It’s a balmy Saturday afternoon in Los Angeles when the Oscar-winning actor and everything-else-winning musician Jared Leto picks up the phone.
He’s just spent a long night in the studio recording a new album with his Thirty Seconds to Mars bandmates Tomo Miličević and Shannon Leto (also his brother). A day later he will be on stage at the MTV VMAs, introducing rising star The Weeknd and snapping selfies with host Miley Cyrus. On Friday September 25, he will hit Dubai World Trade Centre for his band’s “explosive” new gig at Dubai Music Week. Such is the life of a multi-hyphenate with singularly good looks.
Beneath the veneer, though, Leto is less typical than most of his peers. After all, how many A-list actors or musicians spend a weekend with 1,000 of their fans camping out in a forest in Malibu, California? None that we know of. Somehow we just can’t visualise the likes of Kanye West or Chris Brown sitting around a fire, meditating, singing karaoke or melting marshmallows. But that’s exactly what Leto and his bandmates did just a week ago.
“We thought it sounded really fun, just being in the outdoors,” Leto says, surprise in his voice at the surprise in ours. “Playing music and having a really intimate experience with our audience – it was exactly that and it was incredible. In some ways it was like a mini-Coachella.” Albeit a mini-Coachella with yoga, archery and talent shows. “It was fantastic because there were all kinds of fun adventures to be had throughout the day. I think a lot of people either have a memory of a childhood summer camp or a camp that they missed out on, and either way it’s something that you kind of have some sense of nostalgia for.”

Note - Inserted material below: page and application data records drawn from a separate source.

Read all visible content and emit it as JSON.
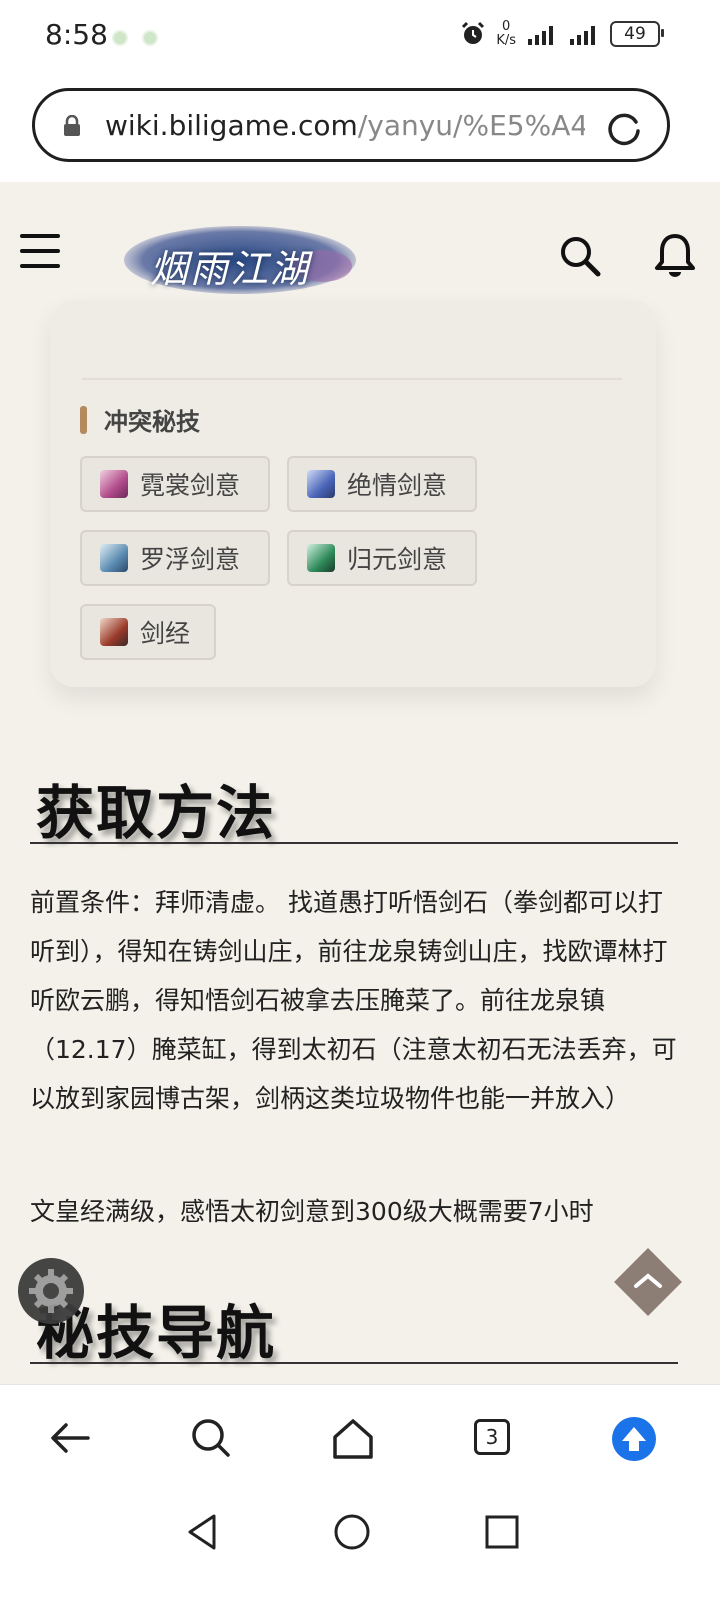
{
  "status_bar": {
    "time": "8:58",
    "net_speed_value": "0",
    "net_speed_unit": "K/s",
    "battery": "49"
  },
  "browser": {
    "url_domain": "wiki.biligame.com",
    "url_path": "/yanyu/%E5%A4",
    "tab_count": "3"
  },
  "site": {
    "logo_text": "烟雨江湖"
  },
  "card": {
    "title": "冲突秘技",
    "items": [
      {
        "label": "霓裳剑意",
        "icon_color": "#b04a8a"
      },
      {
        "label": "绝情剑意",
        "icon_color": "#4a64b8"
      },
      {
        "label": "罗浮剑意",
        "icon_color": "#5a8ab0"
      },
      {
        "label": "归元剑意",
        "icon_color": "#2e8a5a"
      },
      {
        "label": "剑经",
        "icon_color": "#9a3a2a"
      }
    ]
  },
  "content": {
    "section1_title": "获取方法",
    "paragraph1": "前置条件：拜师清虚。 找道愚打听悟剑石（拳剑都可以打听到），得知在铸剑山庄，前往龙泉铸剑山庄，找欧谭林打听欧云鹏，得知悟剑石被拿去压腌菜了。前往龙泉镇（12.17）腌菜缸，得到太初石（注意太初石无法丢弃，可以放到家园博古架，剑柄这类垃圾物件也能一并放入）",
    "paragraph2": "文皇经满级，感悟太初剑意到300级大概需要7小时",
    "section2_title": "秘技导航"
  },
  "colors": {
    "accent": "#b38a5e",
    "page_bg": "#f4f1ea",
    "browser_accent": "#1a73e8"
  }
}
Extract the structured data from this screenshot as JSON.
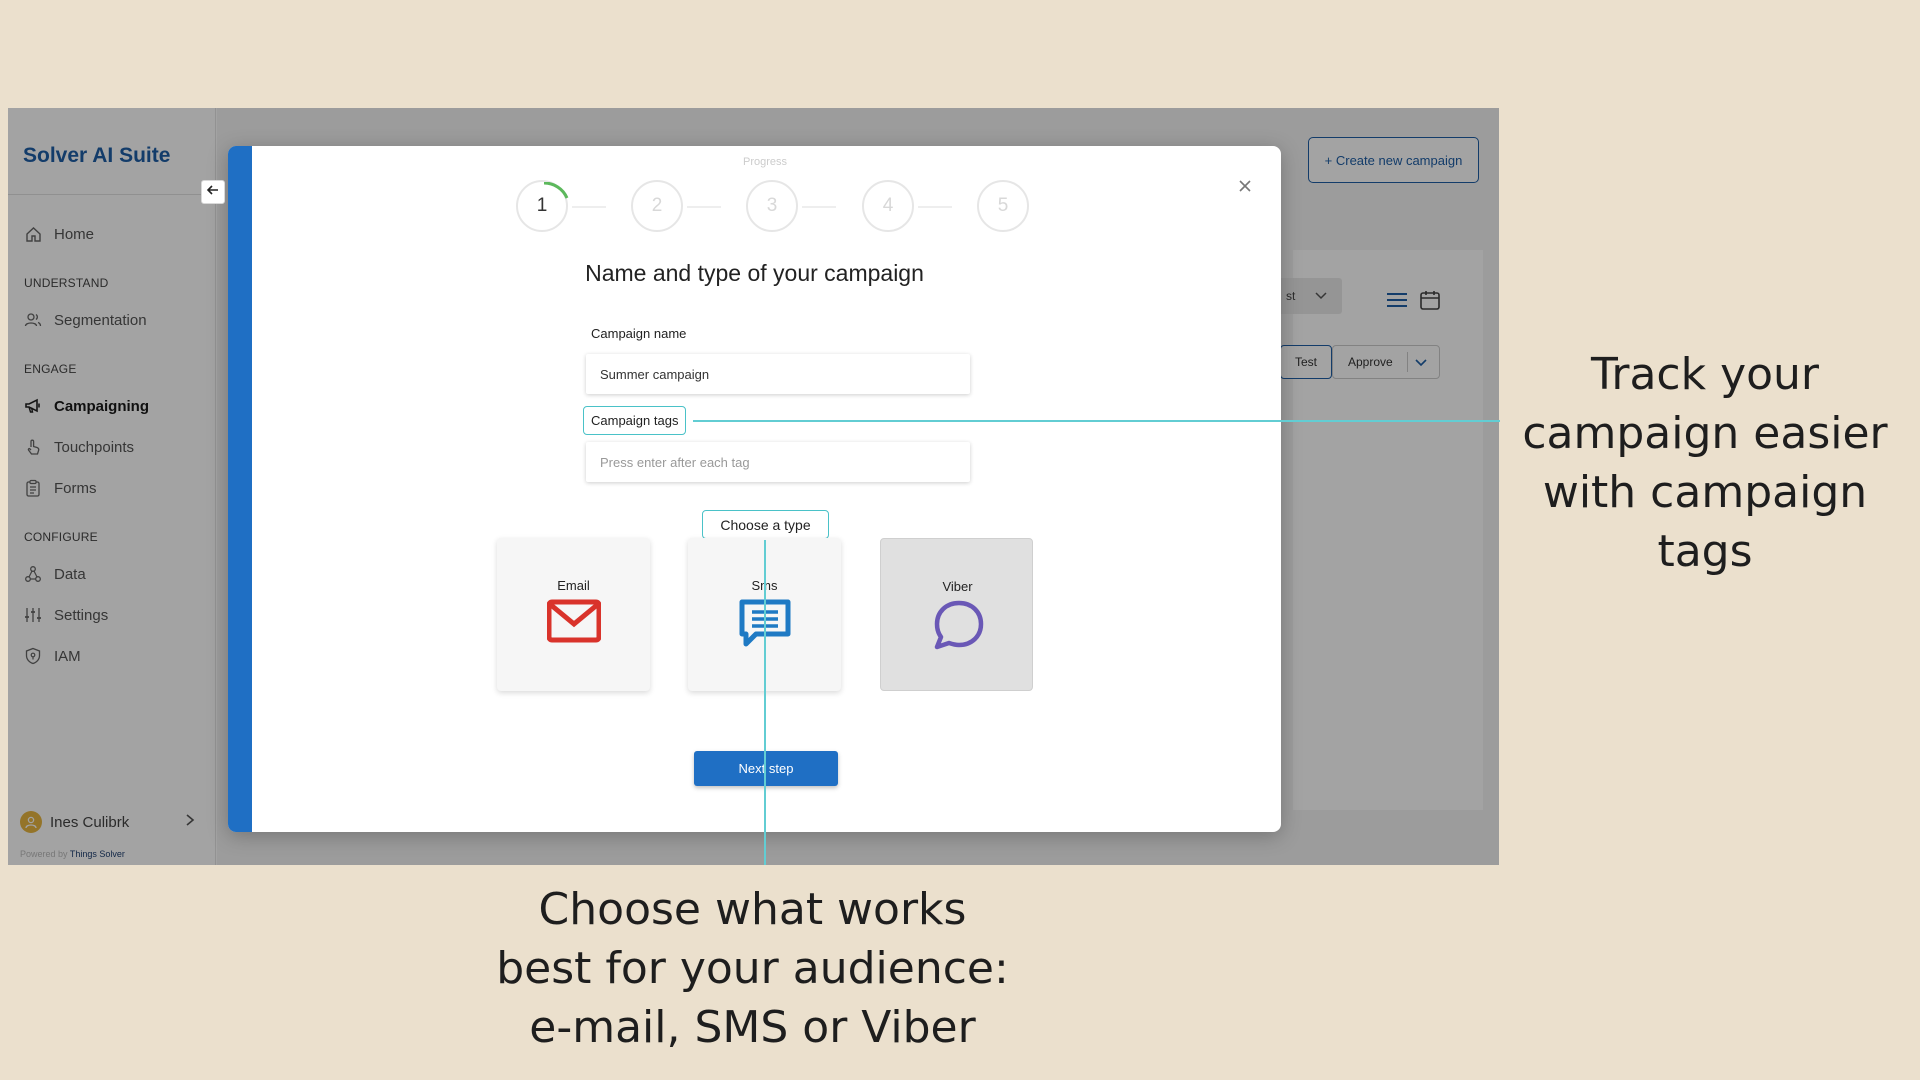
{
  "app": {
    "brand": "Solver AI Suite",
    "create_button": "+ Create new campaign"
  },
  "sidebar": {
    "items": [
      {
        "label": "Home",
        "icon": "home-icon"
      },
      {
        "label": "Segmentation",
        "icon": "users-icon"
      },
      {
        "label": "Campaigning",
        "icon": "megaphone-icon"
      },
      {
        "label": "Touchpoints",
        "icon": "touch-icon"
      },
      {
        "label": "Forms",
        "icon": "clipboard-icon"
      },
      {
        "label": "Data",
        "icon": "data-nodes-icon"
      },
      {
        "label": "Settings",
        "icon": "sliders-icon"
      },
      {
        "label": "IAM",
        "icon": "shield-icon"
      }
    ],
    "sections": [
      "UNDERSTAND",
      "ENGAGE",
      "CONFIGURE"
    ],
    "active_item": "Campaigning",
    "user_name": "Ines Culibrk",
    "powered_by_prefix": "Powered by",
    "powered_by_name": "Things Solver"
  },
  "background_toolbar": {
    "sort_label": "st",
    "test_label": "Test",
    "approve_label": "Approve"
  },
  "modal": {
    "progress_label": "Progress",
    "steps": [
      "1",
      "2",
      "3",
      "4",
      "5"
    ],
    "current_step": 1,
    "title": "Name and type of your campaign",
    "campaign_name_label": "Campaign name",
    "campaign_name_value": "Summer campaign",
    "campaign_tags_label": "Campaign tags",
    "campaign_tags_placeholder": "Press enter after each tag",
    "choose_type_label": "Choose a type",
    "types": [
      {
        "label": "Email",
        "icon": "envelope-icon",
        "color": "#d9332b"
      },
      {
        "label": "Sms",
        "icon": "chat-icon",
        "color": "#1f7ac4"
      },
      {
        "label": "Viber",
        "icon": "viber-bubble-icon",
        "color": "#6a58b6"
      }
    ],
    "selected_type": "Viber",
    "next_button": "Next step"
  },
  "captions": {
    "right": [
      "Track your",
      "campaign easier",
      "with campaign tags"
    ],
    "bottom": [
      "Choose what works",
      "best for your audience:",
      "e-mail, SMS or Viber"
    ]
  },
  "colors": {
    "brand_blue": "#1f6fc4",
    "annotation": "#62cdd3",
    "background": "#ebe0cd"
  }
}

For a man who won an Academy Award for Best Supporting Actor for 2013’s Dallas Buyers Club alongside Matthew McConaughey who stars in one of the most anticipated films of 2016 as the Joker in Suicide Squad (“he’s a beautiful disaster”), and who set the Guinness World Record for most live shows played in support of one album (309 to be exact), you’d be forgiven for thinking that Leto’s weekends were more generally spent reclining on superyachts with models than dib-dib-dibbing in the woods. “I suppose it’s really down to your personal taste,” he says. “We’ve never been indulgent, wasteful or over the top. It’s just not what we’re interested in. We like to make music. We like to make art and tour. That’s where our passion lies.”
Growing up, Leto’s life was a world apart from the glamour of Tinseltown. Shannon and he spent their childhood travelling across America with their mother Constance, living in hippie communes in the middle of forests, surrounded by creative types – photographers, writers and musicians. He says his interest in the arts was there even then.

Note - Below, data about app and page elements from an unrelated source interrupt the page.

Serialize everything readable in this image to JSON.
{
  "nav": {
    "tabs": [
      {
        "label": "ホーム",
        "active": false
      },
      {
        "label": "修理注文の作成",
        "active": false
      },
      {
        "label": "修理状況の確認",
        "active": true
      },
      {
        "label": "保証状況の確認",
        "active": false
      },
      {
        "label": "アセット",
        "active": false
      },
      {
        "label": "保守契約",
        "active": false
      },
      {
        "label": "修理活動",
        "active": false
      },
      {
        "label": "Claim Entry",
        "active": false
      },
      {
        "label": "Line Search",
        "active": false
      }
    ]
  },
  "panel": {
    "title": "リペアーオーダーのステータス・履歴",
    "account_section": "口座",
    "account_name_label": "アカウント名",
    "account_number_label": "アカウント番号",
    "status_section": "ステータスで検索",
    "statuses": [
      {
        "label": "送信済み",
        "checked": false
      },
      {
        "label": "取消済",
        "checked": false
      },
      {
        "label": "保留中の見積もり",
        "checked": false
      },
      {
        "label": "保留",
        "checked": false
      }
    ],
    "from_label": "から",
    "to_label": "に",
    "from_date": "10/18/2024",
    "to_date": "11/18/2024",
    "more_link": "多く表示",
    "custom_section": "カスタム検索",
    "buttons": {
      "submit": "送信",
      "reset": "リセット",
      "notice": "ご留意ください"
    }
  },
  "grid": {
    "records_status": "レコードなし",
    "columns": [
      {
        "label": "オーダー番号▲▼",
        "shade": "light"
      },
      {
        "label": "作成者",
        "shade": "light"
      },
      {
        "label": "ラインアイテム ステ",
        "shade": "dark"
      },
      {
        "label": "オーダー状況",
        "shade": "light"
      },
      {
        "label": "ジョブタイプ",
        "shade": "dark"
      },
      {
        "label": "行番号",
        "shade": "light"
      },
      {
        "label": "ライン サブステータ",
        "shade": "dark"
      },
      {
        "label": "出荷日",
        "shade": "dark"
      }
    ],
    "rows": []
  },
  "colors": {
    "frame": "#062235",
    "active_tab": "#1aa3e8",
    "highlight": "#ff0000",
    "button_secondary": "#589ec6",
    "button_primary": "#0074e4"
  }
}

In his Oscar speech, Leto credited his mother for his success, saying, “She encouraged her kids to be creative, to work hard, and to do something special. Mom, thank you for teaching me how to dream.” And dream he did. The star got his first taste of fame in the early ’90s, starring as Jordan Catalano in the TV series My So-Called Life opposite Claire Danes, before getting bigger movie parts in films like Fight Club, American Psycho and Panic Room. But acting was just the half of it.
From an early age, both Jared and Shannon played music together and, in 1998, Thirty Seconds to Mars was born. From the very beginning, Leto has been keen to keep his career as an actor separate, partly due to the early criticism the band received – perhaps from anyone who has ever seen Keanu Reeves wield a guitar or Googled Russ Le Roq (go on, you won’t regret it). The proof has been in the record sales. The band have shifted more than five million albums worldwide and won more than a dozen MTV awards in the process. “And I never won an award for anything I ever did on screen until Dallas Buyers Club. Oddly I’ve won awards for what I’ve been criticised most about – and that’s music,” Leto wryly observed backstage at the Oscars.

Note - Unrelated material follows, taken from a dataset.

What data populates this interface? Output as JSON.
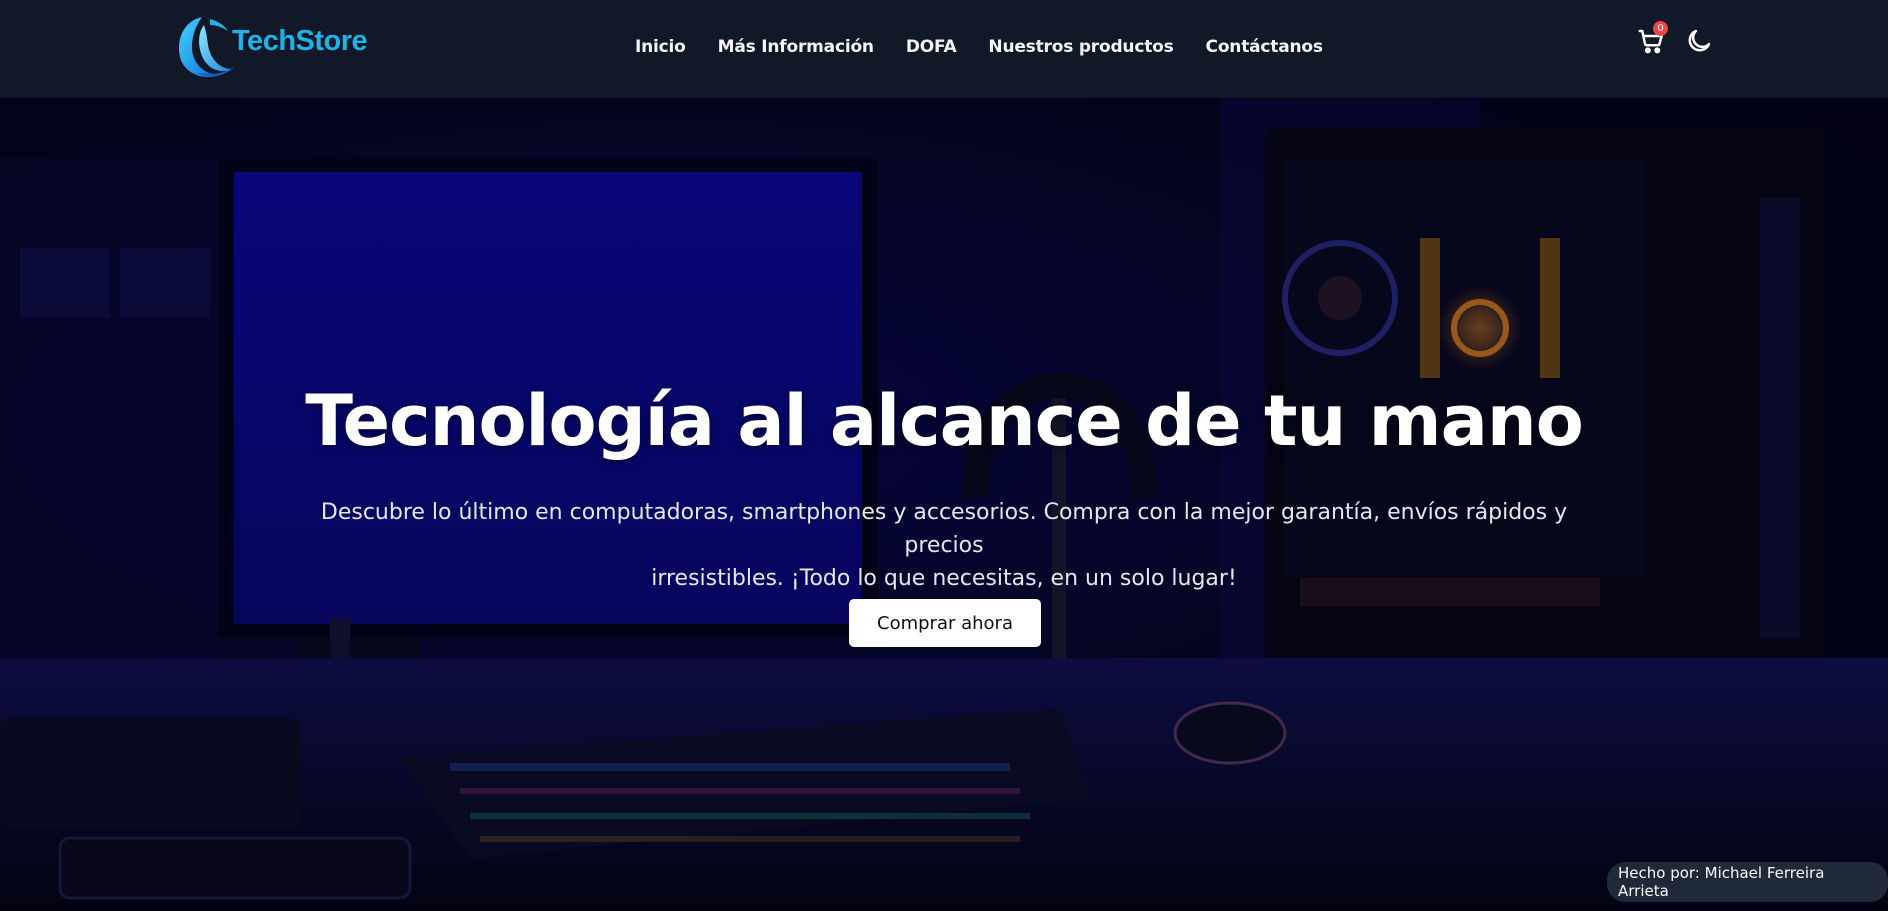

“Every song has its own path, it’s always different if it’s done on the piano, on a violin or a drum beat,” he says of the band’s in-progress fifth studio album. “It’s like unlocking a really complex puzzle, but it’s always exciting. I think it’s the best thing we’ve ever done.”
As for his love of the great outdoors, it sounds like Leto’s far from finished. “We can’t wait to come to Dubai. We played Abu Dhabi a few years ago; it was one of our best shows ever. We still talk about it today,” he says.
Then there’s a pause and what sounds like a spark. “You know,” Leto says, as an idea takes shape in his head. “It would be fun to do a desert camp in Dubai. We could share this really wonderful and crazy experience with people in different parts of the world. We could also be in cities longer than we typically would be, yeah…”
Another pause. And then the idea is in his head as clear as day. “Now that,” he says, “would be beautiful.”
Dhs295-550. Fri September 25. Dubai World Trade Centre, Sheikh Zayed Road, www.dubaimusicweek.ae.